Misdemeanors in Texas range from Class C offenses, which are the most minor, up to Class A, which are serious enough to include up to a year of jail time. Below I will outline some of the key differences between the classes of misdemeanors.
C misdemeanors are the only level that is not handled at the county court. Instead, the municipal or Court of Justice of the Peace (JP Court) will handle the case. In Austin, you can also be funneled into Community Court for certain offenses downtown. Sometimes people are confused when they are issued a Class C citation and arrested for a more serious offense, because they are handled in different courts.
Class C offenses include speeding tickets and other moving violations. They can also include minor assaults, possession of drug paraphernalia, theft of less than $100, and other minor offenses.
Penalties for a Class C misdemeanor is punishable by a fine not to exceed $500, and no jail time. Defendants can often get their fine reduced by completing certain classes or other similar requirements.
If your case is dismissed, your Class C citation can be expunged. However, Class C violations are not reported to Texas DPS, and many employers will not be concerned about a Class C offense. For some, it is worth it to have a clean record.
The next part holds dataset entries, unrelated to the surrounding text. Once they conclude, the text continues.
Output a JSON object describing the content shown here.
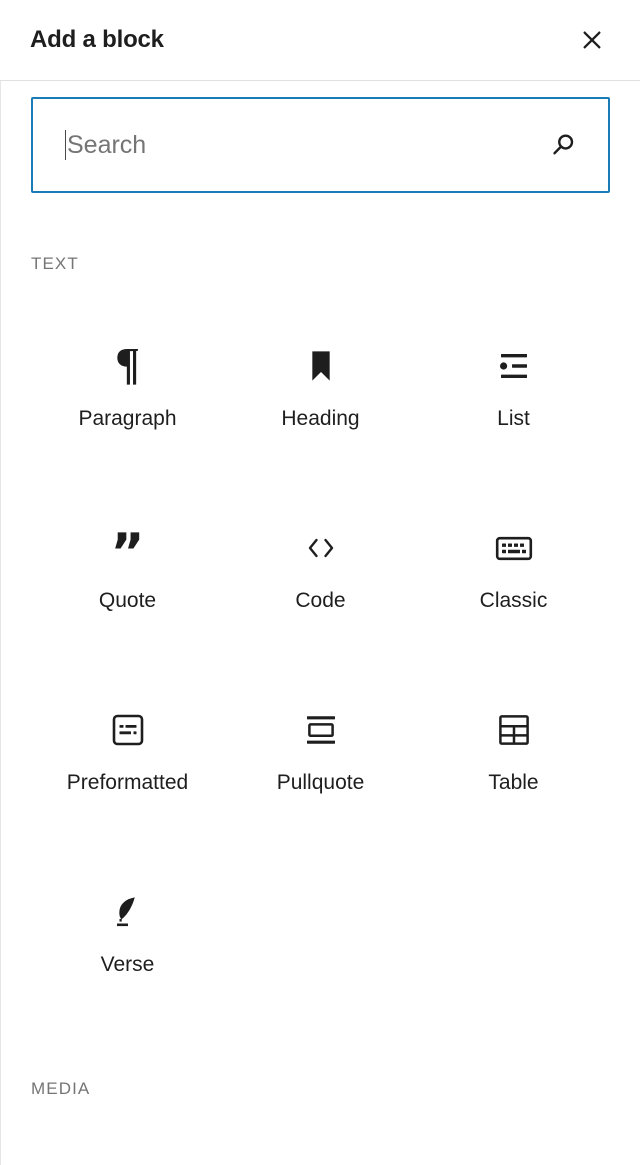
{
  "header": {
    "title": "Add a block",
    "close_label": "Close block inserter",
    "close_icon": "close-icon"
  },
  "search": {
    "value": "",
    "placeholder": "Search",
    "icon": "search-icon",
    "border_color": "#1a7cb7",
    "caret_visible": true
  },
  "categories": [
    {
      "id": "text",
      "title": "TEXT",
      "blocks": [
        {
          "label": "Paragraph",
          "icon": "paragraph-icon",
          "glyph": "¶"
        },
        {
          "label": "Heading",
          "icon": "heading-icon",
          "glyph": ""
        },
        {
          "label": "List",
          "icon": "list-icon",
          "glyph": ""
        },
        {
          "label": "Quote",
          "icon": "quote-icon",
          "glyph": "”"
        },
        {
          "label": "Code",
          "icon": "code-icon",
          "glyph": "‹›"
        },
        {
          "label": "Classic",
          "icon": "classic-icon",
          "glyph": ""
        },
        {
          "label": "Preformatted",
          "icon": "preformatted-icon",
          "glyph": ""
        },
        {
          "label": "Pullquote",
          "icon": "pullquote-icon",
          "glyph": ""
        },
        {
          "label": "Table",
          "icon": "table-icon",
          "glyph": ""
        },
        {
          "label": "Verse",
          "icon": "verse-icon",
          "glyph": ""
        }
      ]
    },
    {
      "id": "media",
      "title": "MEDIA",
      "blocks": []
    }
  ],
  "colors": {
    "accent": "#1a7cb7",
    "text": "#1e1e1e",
    "muted": "#757575",
    "divider": "#e0e0e0",
    "background": "#ffffff"
  }
}
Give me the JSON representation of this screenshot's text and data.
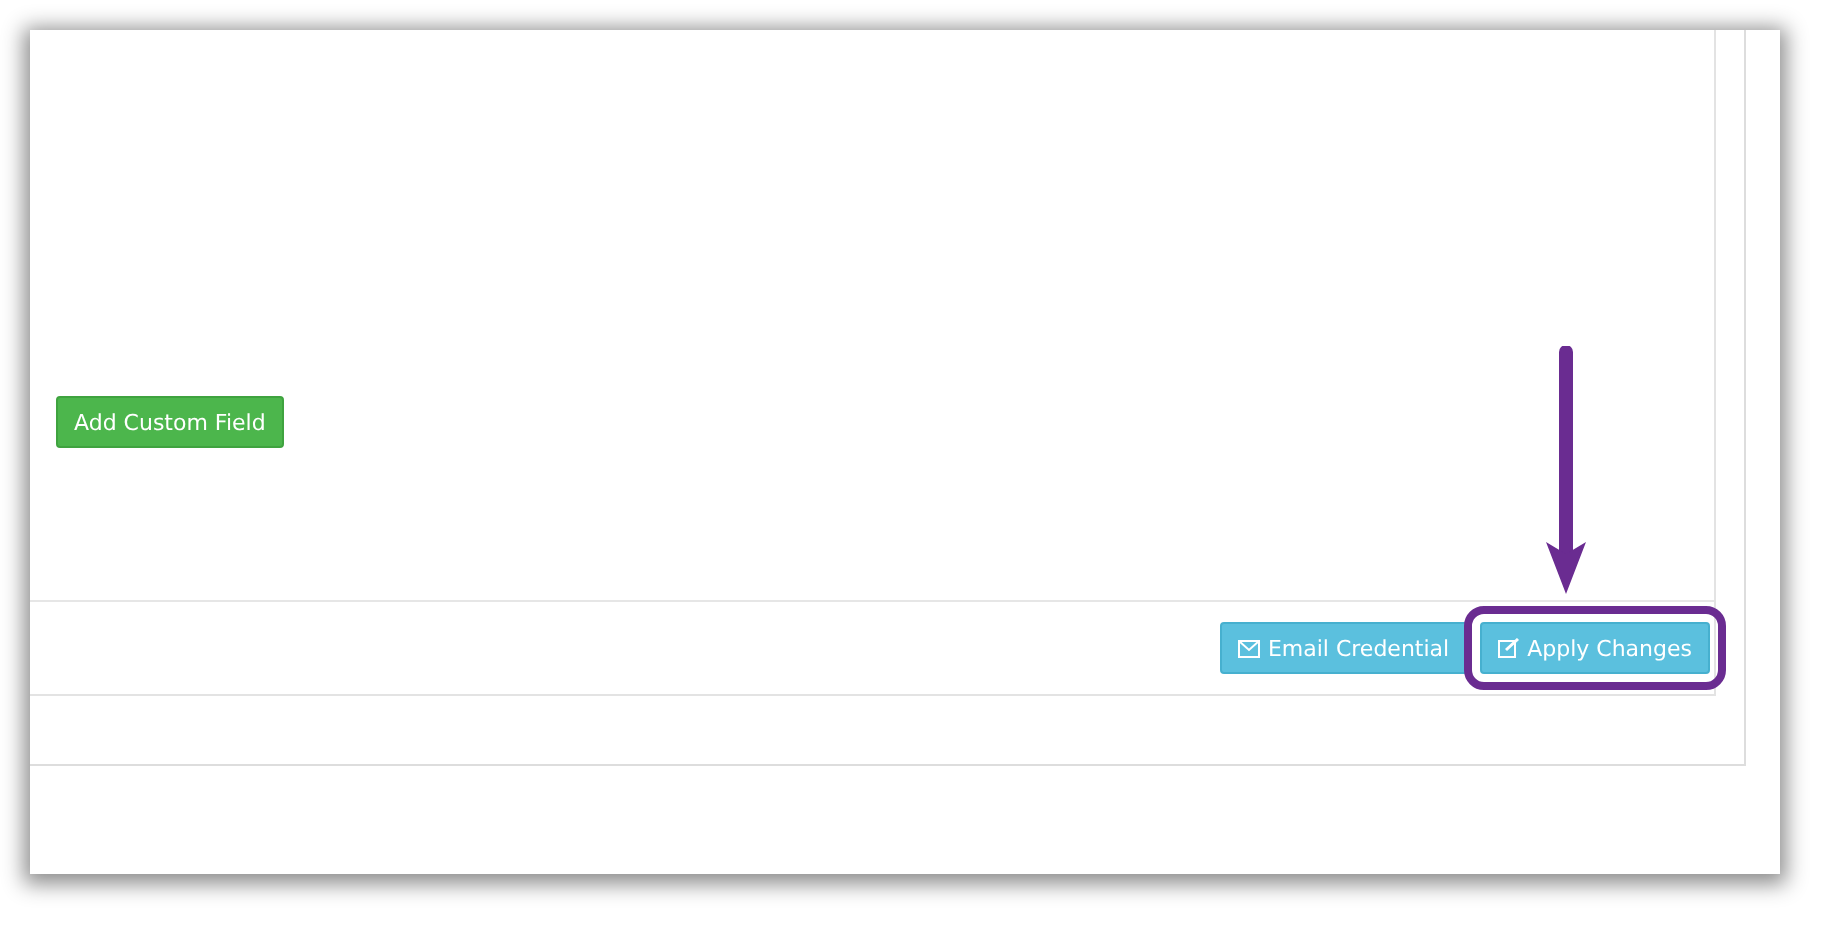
{
  "form": {
    "add_button": "Add Custom Field"
  },
  "footer": {
    "buttons": [
      {
        "label": "Email Credential",
        "kind": "email",
        "highlighted": false
      },
      {
        "label": "Apply Changes",
        "kind": "edit",
        "highlighted": true
      }
    ]
  }
}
Class B and higher misdemeanors are handled at the County Court. In Travis County, that is at the Blackwell-Thurman Justice Center at 509 West 11th Street. B misdemeanors include possession of marijuana, first time DWIs, certain assaults., theft of $100-$750, etc.
B misdemeanors are punishable by a fine of up to $2,000, 180 days in jail, or both. There are also additional penalties for certain crimes beyond the misdemeanor penalties. For example, a DWI can have consequences for you driver’s license. An assault involving family violence can lead to a family violence finding, which can prevent you from owning a gun and enhance future assaults.
A misdemeanors are the most serious misdemeanors, and include offenses like a 2nd DWI, theft $750-$2,500, certain enhanced assaults, etc. Class A misdemeanors are punishable by a fine of up to $4,000 and/or 1 year of jail time. You’re also more likely to encounter other penalties with class A offenses, such as minimum jail time even if you opt for probation.
This is a very broad overview of minimum punishments. Keep in mind that the penalties listed are maximum penalties, and actual sentences are usually much lower. Conversely, the additional penalties specific to certain crimes can actually be worse than the standard penalties. There is also often an option for probation if you do not want to face jail time, but that can often be a difficult decision and you will want to fully understand the consequences before making a decision. If you are charged in Travis, Williamson or surrounding counties, call experienced criminal attorney Rob Chesnutt for a free consultation. 512-677-5003.